  This repeatable process has several advantages.  First, due to the early lockdown of requirements, there is no opportunity for requirements creep.  Expansion of information systems requirements can happen, but only at the next quarterly meeting.  Second, it establishes a timeline for system upgrades, ensuring timely upgrades to military units.  Lastly, by focusing on upgrading only a few platforms at a time, it allows an iterative and incremental approach to system deployment.  Instead of attempting sweeping change in a huge ACAT Level I program that will go over budget and under deliver, the services will receive phased upgrades as technology matures and requirements change.  This allows cutting edge technology to be on the frontlines faster while still maintaining proper oversight.

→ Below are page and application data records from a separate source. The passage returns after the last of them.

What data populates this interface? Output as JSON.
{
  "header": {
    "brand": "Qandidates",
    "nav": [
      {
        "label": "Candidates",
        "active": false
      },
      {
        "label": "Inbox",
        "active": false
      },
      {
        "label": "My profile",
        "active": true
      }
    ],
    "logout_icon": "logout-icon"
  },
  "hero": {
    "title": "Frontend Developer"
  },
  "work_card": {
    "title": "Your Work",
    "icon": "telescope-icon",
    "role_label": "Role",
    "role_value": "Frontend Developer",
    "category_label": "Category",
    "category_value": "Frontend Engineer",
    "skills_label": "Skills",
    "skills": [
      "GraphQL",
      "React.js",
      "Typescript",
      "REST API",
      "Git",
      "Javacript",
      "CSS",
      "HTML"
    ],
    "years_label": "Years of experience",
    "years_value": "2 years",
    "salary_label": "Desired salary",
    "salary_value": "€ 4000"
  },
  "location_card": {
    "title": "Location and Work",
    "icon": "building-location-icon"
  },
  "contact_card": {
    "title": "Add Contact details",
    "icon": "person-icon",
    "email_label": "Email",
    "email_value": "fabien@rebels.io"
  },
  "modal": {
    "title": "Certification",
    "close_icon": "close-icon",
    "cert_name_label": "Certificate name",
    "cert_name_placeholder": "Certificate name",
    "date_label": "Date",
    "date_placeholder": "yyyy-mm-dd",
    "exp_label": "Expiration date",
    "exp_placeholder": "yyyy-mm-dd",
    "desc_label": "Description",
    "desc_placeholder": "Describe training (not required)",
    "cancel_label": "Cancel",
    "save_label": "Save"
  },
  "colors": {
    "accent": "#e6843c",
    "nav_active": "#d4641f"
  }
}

  DISA/NSA will set personnel training and certification requirements that the military services will administer through their type commander or service equivalent.  The NSA has done an outstanding job utilizing its Associate Directorate for Education and Training (ADET) to expand cyber training.  Not only have they expanded traditional training, but they also regularly utilize distance training technologies to reach trainees in remote sites.  ADET can expand to include federated training at fleet concentration areas.  DISA/NSA would establish training requirements for new systems in their quarterly requirements meeting so that training curriculums would adequately meet new system needs.

  With DISA/NSA's expanded role, the military services could remain focused on kinetic operations.  The services can conduct full spectrum warfare in all domains, secure in the knowledge that their information systems will withstand first contact with the enemy.  Properly trained and certified personnel will conduct more effective cyber and electronic operations than in the past.  With all cyber operations moved to USCYBERCOM, other combatant commanders have one point of contact to incorporate cyber into their CONPLAN and OPLAN development.

  DISA has sat for too long on the sidelines while our information systems have languished due to lack of a unified, effective program from the military services.  Future warfare will have information systems acting in offensive, defensive and support roles.  These roles require both expertly qualified personnel and well-designed and maintained systems.  The acquisition, certification and maintenance of information systems and the personnel who operate them, especially when credible adversaries seek every day to exploit them, can no longer be left to amateurs who continue to reject the notion of warfare in the information domain.  The Navy learned this lesson with submarine warfare and won a past war in the Pacific.  Significant change now will keep our future victory secure.